Synopses & Reviews
The emotionally wrenching yet ultimately uplifting memoir of a Chinese woman struggling to win the love and acceptance of her family.
Born in 1937 in a port city a thousand miles north of Shanghai, Adeline Yen Mah was the youngest child of an affluent Chinese family who enjoyed rare privileges during a time of political and cultural upheaval. But wealth and position could not shield Adeline from a childhood of appalling emotional abuse at the hands of a cruel and manipulative stepmother. Determined to survive through her enduring faith in family unity, Adeline struggled for independence as she moved from Hong Kong to England and eventually to the United States to become a physician and writer.
A compelling, painful, and ultimately triumphant story of a girl's journey into adulthood, Adeline's story is a testament to the most basic of human needs: acceptance, love, and understanding. With a powerful voice that speaks of the harsh realities of growing up female in a family and society that kept girls in emotional chains, Falling Leaves is a work of heartfelt intimacy and a rare authentic portrait of twentieth-century China.
Riveting. A marvel of memory. Poignant proof of the human will to endure. --Amy Tan
About the Author
ADELINE YEN MAH is a physician and writer who lives in Huntington Beach, California, and spends time as well in London and Hong Kong.
Reading Group Guide
1. The basis for the book's title is the Chinese aphorism "falling leaves return to their roots." Why do you think Adeline Yen Mah chose this title? What does it mean in the context of her story?
2. Adeline Yen Mah begins her story with the reading of her father's will. Why do you think she chose this point in time to start her story? How does it set the tone for the book?
3. The author consistently gives the Chinese character, the phonetic spelling, and the English translation when using Chinese phrases. Why do you think she does this? What does it say about her, and how does it affect you?
4. Overall how would you characterize the author's life in China? Was there any happiness for her? What strategies does she use to cope with the situation and who aided her in those efforts? How would you have reacted in similar circumstances?
5. Discuss the social hierarchy of the Yen household. How did Adeline fit in? How about Ye Ye and Aunt Baba?
6. Of the many instances of cruelty that Adeline faced as a child, which ones affected you most strongly? Why?
7. How would you characterize the author's relationship with her Aunt Baba? How about with her grandfather Ye Ye?
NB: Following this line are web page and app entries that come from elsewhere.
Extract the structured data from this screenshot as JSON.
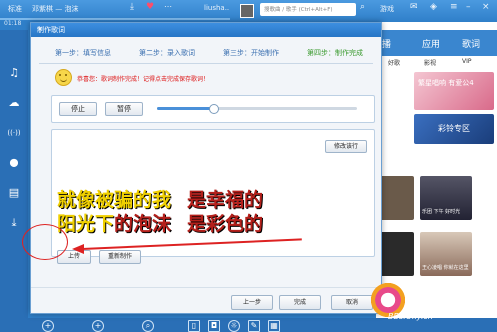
{
  "player": {
    "mode_label": "标准",
    "track_text": "邓紫棋 — 泡沫",
    "elapsed": "01:18",
    "username": "liusha..",
    "search_placeholder": "搜歌曲 / 歌手 (Ctrl+Alt+F)",
    "game_label": "游戏"
  },
  "sidebar": {
    "items": [
      {
        "icon": "music-note-icon",
        "glyph": "♫"
      },
      {
        "icon": "cloud-icon",
        "glyph": "☁"
      },
      {
        "icon": "broadcast-icon",
        "glyph": "((·))"
      },
      {
        "icon": "location-pin-icon",
        "glyph": "⬤"
      },
      {
        "icon": "document-icon",
        "glyph": "▤"
      },
      {
        "icon": "download-icon",
        "glyph": "⤓"
      }
    ]
  },
  "right_panel": {
    "tabs": [
      "播",
      "应用",
      "歌词"
    ],
    "subtabs": [
      "好歌",
      "影视",
      "VIP"
    ],
    "cards": [
      {
        "caption": "繁星唱响 有爱公4"
      },
      {
        "caption": "彩铃专区"
      },
      {
        "caption": "乐团 下午 好时光"
      },
      {
        "caption": "王心凌唱 你就在这里"
      }
    ]
  },
  "dialog": {
    "title": "制作歌词",
    "close_glyph": "×",
    "steps": [
      {
        "label": "第一步：填写信息",
        "active": false
      },
      {
        "label": "第二步：录入歌词",
        "active": false
      },
      {
        "label": "第三步：开始制作",
        "active": false
      },
      {
        "label": "第四步：制作完成",
        "active": true
      }
    ],
    "notice": "恭喜您：歌词制作完成！记得点击完成保存歌词！",
    "stop_label": "停止",
    "pause_label": "暂停",
    "slider_progress": 0.28,
    "edit_line_label": "修改该行",
    "lyric_line1_sung": "就像被骗的我",
    "lyric_line1_rest": "是幸福的",
    "lyric_line2_sung": "阳光下",
    "lyric_line2_rest": "的泡沫",
    "lyric_line2_end": "是彩色的",
    "upload_label": "上传",
    "remake_label": "重新制作",
    "prev_label": "上一步",
    "finish_label": "完成",
    "cancel_label": "取消"
  },
  "watermark": "BBs.Oxy.cn",
  "colors": {
    "brand_blue": "#2f7fc9",
    "lyric_red": "#b4201b",
    "lyric_highlight": "#f0d000",
    "annotation_red": "#d22222",
    "step_active": "#3a9a2e"
  }
}
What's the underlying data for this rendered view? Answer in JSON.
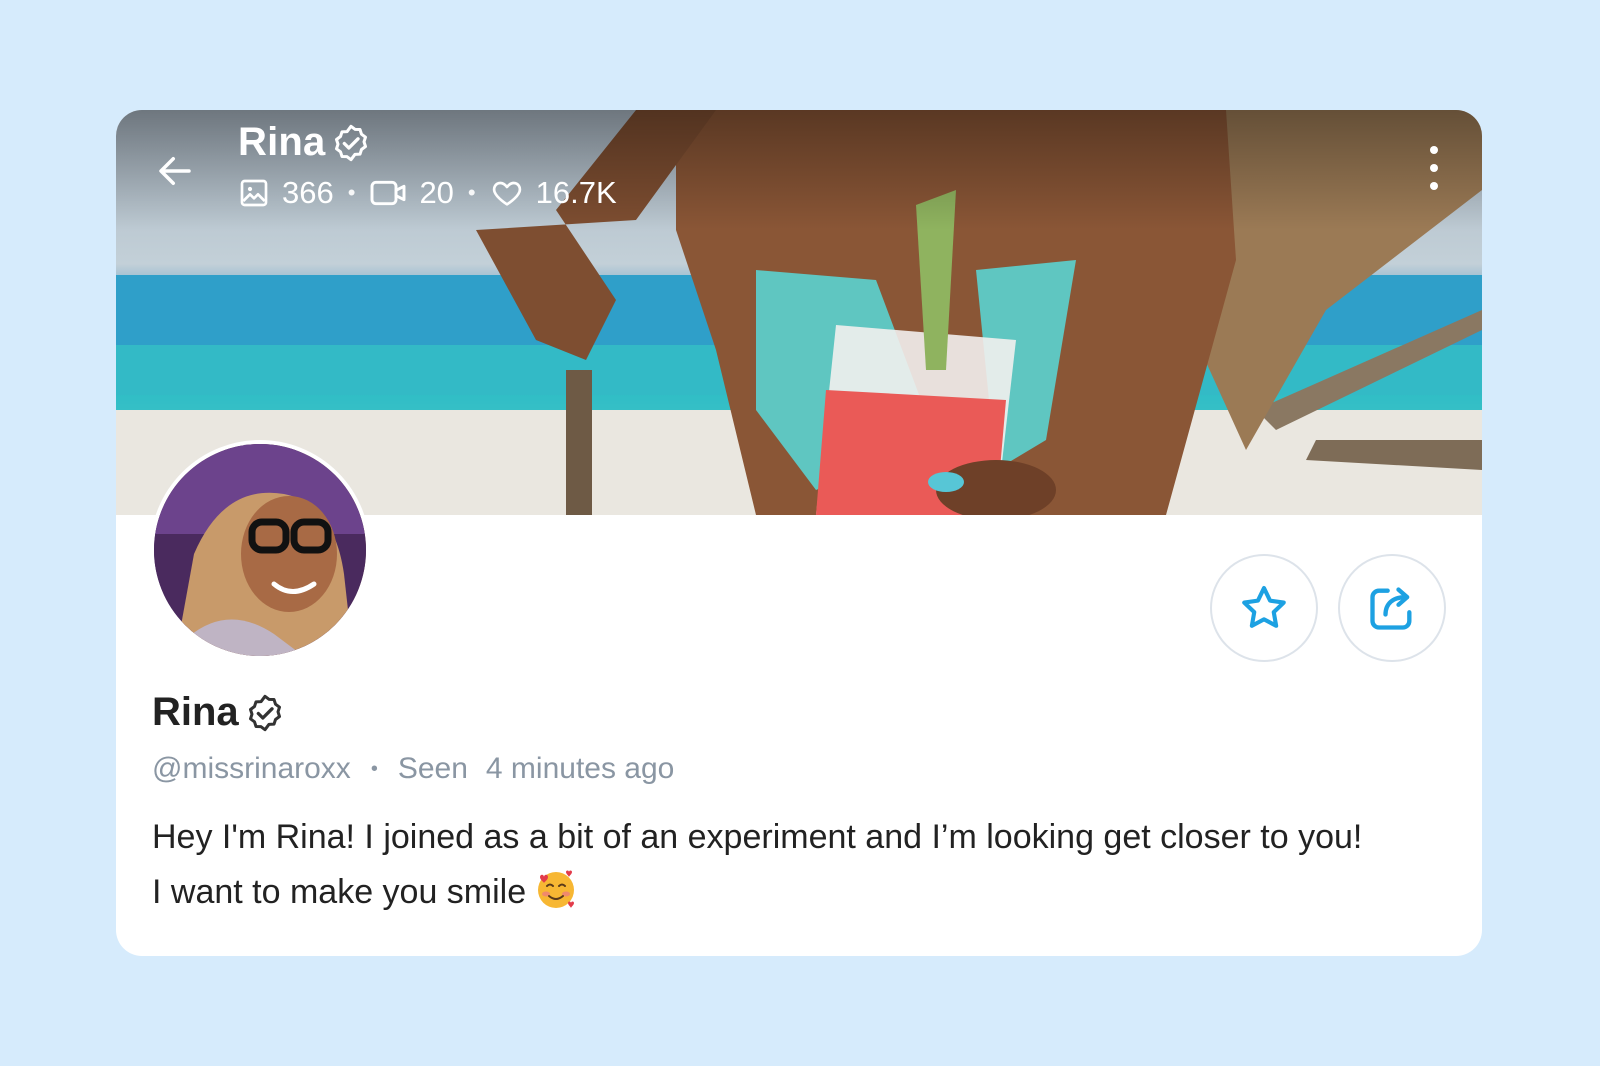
{
  "header": {
    "name": "Rina",
    "stats": {
      "photos": "366",
      "videos": "20",
      "likes": "16.7K"
    }
  },
  "profile": {
    "name": "Rina",
    "handle": "@missrinaroxx",
    "seen_label": "Seen",
    "seen_time": "4 minutes ago",
    "bio_line1": "Hey I'm Rina! I joined as a bit of an experiment and I’m looking get closer to you!",
    "bio_line2": "I want to make you smile"
  },
  "icons": {
    "back": "arrow-left-icon",
    "verified": "verified-badge-icon",
    "photos": "image-icon",
    "videos": "video-camera-icon",
    "likes": "heart-icon",
    "more": "more-vertical-icon",
    "favorite": "star-icon",
    "share": "share-icon",
    "emoji": "smiling-face-with-hearts-emoji"
  },
  "colors": {
    "background": "#d6ebfc",
    "accent": "#1da1e2",
    "muted_text": "#8a96a3",
    "text": "#222222"
  }
}
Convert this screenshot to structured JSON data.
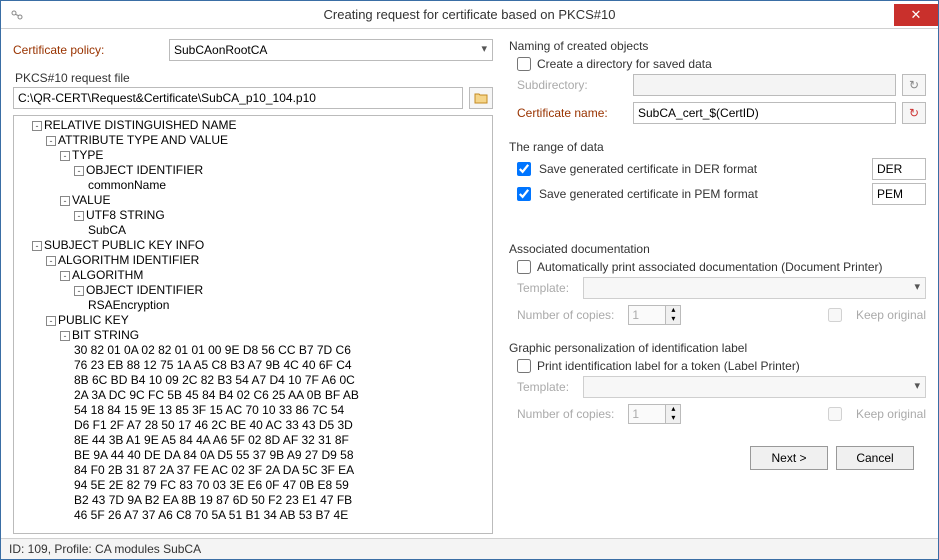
{
  "window": {
    "title": "Creating request for certificate based on PKCS#10",
    "close_tooltip": "Close"
  },
  "left": {
    "policy_label": "Certificate policy:",
    "policy_value": "SubCAonRootCA",
    "pkcs_label": "PKCS#10 request file",
    "pkcs_path": "C:\\QR-CERT\\Request&Certificate\\SubCA_p10_104.p10",
    "tree": [
      {
        "t": "⊟",
        "d": 1,
        "l": "RELATIVE DISTINGUISHED NAME"
      },
      {
        "t": "⊟",
        "d": 2,
        "l": "ATTRIBUTE TYPE AND VALUE"
      },
      {
        "t": "⊟",
        "d": 3,
        "l": "TYPE"
      },
      {
        "t": "⊟",
        "d": 4,
        "l": "OBJECT IDENTIFIER"
      },
      {
        "t": "",
        "d": 5,
        "l": "commonName"
      },
      {
        "t": "⊟",
        "d": 3,
        "l": "VALUE"
      },
      {
        "t": "⊟",
        "d": 4,
        "l": "UTF8 STRING"
      },
      {
        "t": "",
        "d": 5,
        "l": "SubCA"
      },
      {
        "t": "⊟",
        "d": 1,
        "l": "SUBJECT PUBLIC KEY INFO"
      },
      {
        "t": "⊟",
        "d": 2,
        "l": "ALGORITHM IDENTIFIER"
      },
      {
        "t": "⊟",
        "d": 3,
        "l": "ALGORITHM"
      },
      {
        "t": "⊟",
        "d": 4,
        "l": "OBJECT IDENTIFIER"
      },
      {
        "t": "",
        "d": 5,
        "l": "RSAEncryption"
      },
      {
        "t": "⊟",
        "d": 2,
        "l": "PUBLIC KEY"
      },
      {
        "t": "⊟",
        "d": 3,
        "l": "BIT STRING"
      },
      {
        "t": "",
        "d": 4,
        "l": "30 82 01 0A 02 82 01 01 00 9E D8 56 CC B7 7D C6"
      },
      {
        "t": "",
        "d": 4,
        "l": "76 23 EB 88 12 75 1A A5 C8 B3 A7 9B 4C 40 6F C4"
      },
      {
        "t": "",
        "d": 4,
        "l": "8B 6C BD B4 10 09 2C 82 B3 54 A7 D4 10 7F A6 0C"
      },
      {
        "t": "",
        "d": 4,
        "l": "2A 3A DC 9C FC 5B 45 84 B4 02 C6 25 AA 0B BF AB"
      },
      {
        "t": "",
        "d": 4,
        "l": "54 18 84 15 9E 13 85 3F 15 AC 70 10 33 86 7C 54"
      },
      {
        "t": "",
        "d": 4,
        "l": "D6 F1 2F A7 28 50 17 46 2C BE 40 AC 33 43 D5 3D"
      },
      {
        "t": "",
        "d": 4,
        "l": "8E 44 3B A1 9E A5 84 4A A6 5F 02 8D AF 32 31 8F"
      },
      {
        "t": "",
        "d": 4,
        "l": "BE 9A 44 40 DE DA 84 0A D5 55 37 9B A9 27 D9 58"
      },
      {
        "t": "",
        "d": 4,
        "l": "84 F0 2B 31 87 2A 37 FE AC 02 3F 2A DA 5C 3F EA"
      },
      {
        "t": "",
        "d": 4,
        "l": "94 5E 2E 82 79 FC 83 70 03 3E E6 0F 47 0B E8 59"
      },
      {
        "t": "",
        "d": 4,
        "l": "B2 43 7D 9A B2 EA 8B 19 87 6D 50 F2 23 E1 47 FB"
      },
      {
        "t": "",
        "d": 4,
        "l": "46 5F 26 A7 37 A6 C8 70 5A 51 B1 34 AB 53 B7 4E"
      }
    ]
  },
  "right": {
    "naming": {
      "title": "Naming of created objects",
      "create_dir": "Create a directory for saved data",
      "subdir_label": "Subdirectory:",
      "subdir_value": "",
      "certname_label": "Certificate name:",
      "certname_value": "SubCA_cert_$(CertID)"
    },
    "range": {
      "title": "The range of data",
      "der_label": "Save generated certificate in DER format",
      "der_suffix": "DER",
      "pem_label": "Save generated certificate in PEM format",
      "pem_suffix": "PEM"
    },
    "docs": {
      "title": "Associated documentation",
      "auto_print": "Automatically print associated documentation (Document Printer)",
      "template_label": "Template:",
      "copies_label": "Number of copies:",
      "copies_value": "1",
      "keep_original": "Keep original"
    },
    "graphic": {
      "title": "Graphic personalization of identification label",
      "print_label": "Print identification label for a token (Label Printer)",
      "template_label": "Template:",
      "copies_label": "Number of copies:",
      "copies_value": "1",
      "keep_original": "Keep original"
    }
  },
  "footer": {
    "next": "Next >",
    "cancel": "Cancel"
  },
  "status": "ID: 109, Profile: CA modules SubCA"
}
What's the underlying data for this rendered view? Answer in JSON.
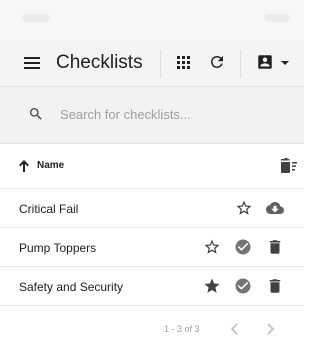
{
  "appbar": {
    "title": "Checklists"
  },
  "search": {
    "placeholder": "Search for checklists..."
  },
  "table": {
    "sort_column": "Name",
    "rows": [
      {
        "name": "Critical Fail",
        "starred": false,
        "status": "cloud-download-icon"
      },
      {
        "name": "Pump Toppers",
        "starred": false,
        "status": "check-circle-icon"
      },
      {
        "name": "Safety and Security",
        "starred": true,
        "status": "check-circle-icon"
      }
    ]
  },
  "pagination": {
    "range": "1 - 3 of 3"
  },
  "colors": {
    "text": "#212121",
    "icon_dark": "#212121",
    "icon_muted": "#757575",
    "placeholder": "#9e9e9e",
    "appbar_bg": "#f4f4f4"
  }
}
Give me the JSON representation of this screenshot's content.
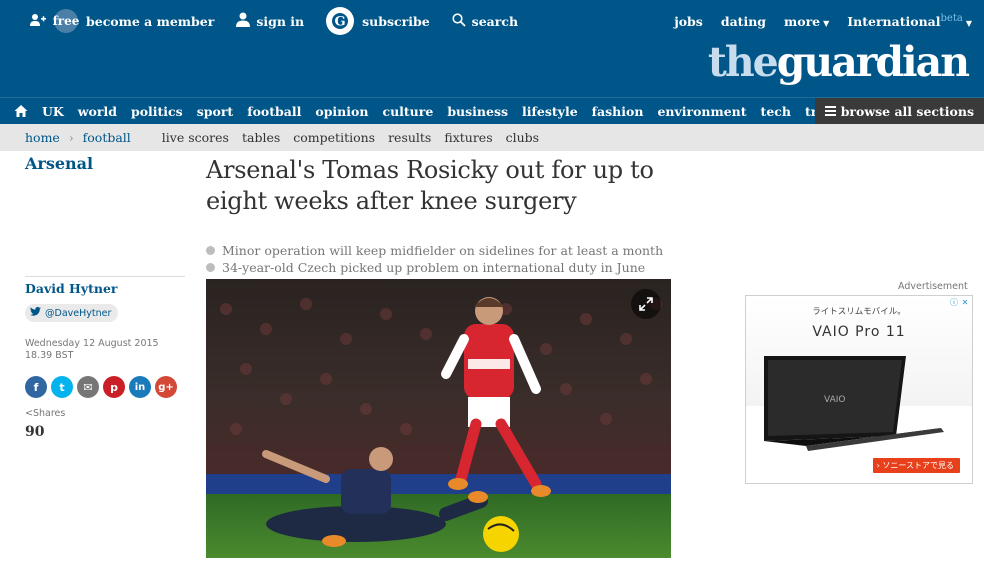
{
  "topbar": {
    "free_label": "free",
    "become_member": "become a member",
    "sign_in": "sign in",
    "subscribe": "subscribe",
    "search": "search",
    "jobs": "jobs",
    "dating": "dating",
    "more": "more",
    "international": "International",
    "beta": "beta"
  },
  "logo": {
    "the": "the",
    "guardian": "guardian"
  },
  "nav": {
    "items": [
      "UK",
      "world",
      "politics",
      "sport",
      "football",
      "opinion",
      "culture",
      "business",
      "lifestyle",
      "fashion",
      "environment",
      "tech",
      "travel"
    ],
    "browse": "browse all sections"
  },
  "subnav": {
    "home": "home",
    "section": "football",
    "items": [
      "live scores",
      "tables",
      "competitions",
      "results",
      "fixtures",
      "clubs"
    ]
  },
  "article": {
    "section": "Arsenal",
    "headline": "Arsenal's Tomas Rosicky out for up to eight weeks after knee surgery",
    "standfirst": [
      "Minor operation will keep midfielder on sidelines for at least a month",
      "34-year-old Czech picked up problem on international duty in June"
    ],
    "author": "David Hytner",
    "twitter": "@DaveHytner",
    "date": "Wednesday 12 August 2015",
    "time": "18.39 BST",
    "shares_label": "Shares",
    "shares_count": "90"
  },
  "share_buttons": [
    {
      "name": "facebook",
      "glyph": "f",
      "color": "#3067a3"
    },
    {
      "name": "twitter",
      "glyph": "t",
      "color": "#03b3ee"
    },
    {
      "name": "email",
      "glyph": "✉",
      "color": "#767676"
    },
    {
      "name": "pinterest",
      "glyph": "p",
      "color": "#cb1f27"
    },
    {
      "name": "linkedin",
      "glyph": "in",
      "color": "#1a7bba"
    },
    {
      "name": "googleplus",
      "glyph": "g+",
      "color": "#d34836"
    }
  ],
  "advert": {
    "label": "Advertisement",
    "tagline_jp": "ライトスリムモバイル。",
    "brand": "VAIO Pro 11",
    "cta": "› ソニーストアで見る"
  },
  "colors": {
    "header_blue": "#005689",
    "subnav_grey": "#e6e6e6",
    "link_blue": "#005689"
  }
}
8. How did the author's life change once she moved to England? What factors motivated this change? Why was medical school such an appropriate place for her? How did the author change during her stay in Britain? How is she different? How is she the same? How does this affect her career path? How does it affect her relationship with her father and stepmother?
9. During her time in America the author's relationship with her parents and her siblings changes. Discuss these changes and what brought them about.
10. Why do you think the author became involved with Karl and Byron? Why do these relationships turn out the way they do? What about her relationship with Bob? Compare and contrast them.
11. Throughout the story Adeline comes across as a remarkable individual. She is possessed of remarkable strength, resilience, and compassion. Is there any precedent for this in her family?
12. There are a number of funerals in the book, notably Ye Ye's, Father's, and Niang's. Discuss how the members of the family react to them. How are they different? How are they similar?
13. In the end, everyone becomes powerless in the face of Niang: the children, Aunt Baba, Ye Ye, even the author's father. Why is this? Even after her death she still is trying to manipulate the children. To what degree is she victorious? To what degree does she fail and why? What does the author learn after Niang's death: about her stepmother, about her siblings (particularly Lydia and James), and about herself? What is your final impression of Niang and of her children? How do you think they came to be this way?
14. The author subtitles the book, "The Memoir of an Unwanted Chinese Daughter." How are the events portrayed influenced by Chinese society and customs? To what degree is this account of an abusive childhood universal? Would the events be different if they were to occur in another society? If so, how?
15. What is the significance of the fairy tale told to the author by Aunt Baba on the aunt's deathbed? Compare the story to Cinderella. In the end, what do we learn about Aunt Baba's role in Adeline's life and about her attitudes toward her niece?
16. The author has said, "I read somewhere that an unhappy childhood is a writer's whole capital. If that is so, then I am rich indeed." Memoirs such as Angela's Ashes and The Liar's Club have centered on unhappy childhoods. In your opinion, what is the reason for this genre's recent popularity with readers? How have these memoirs influenced modern storytelling? In what ways do these stories inspire writers and readers alike?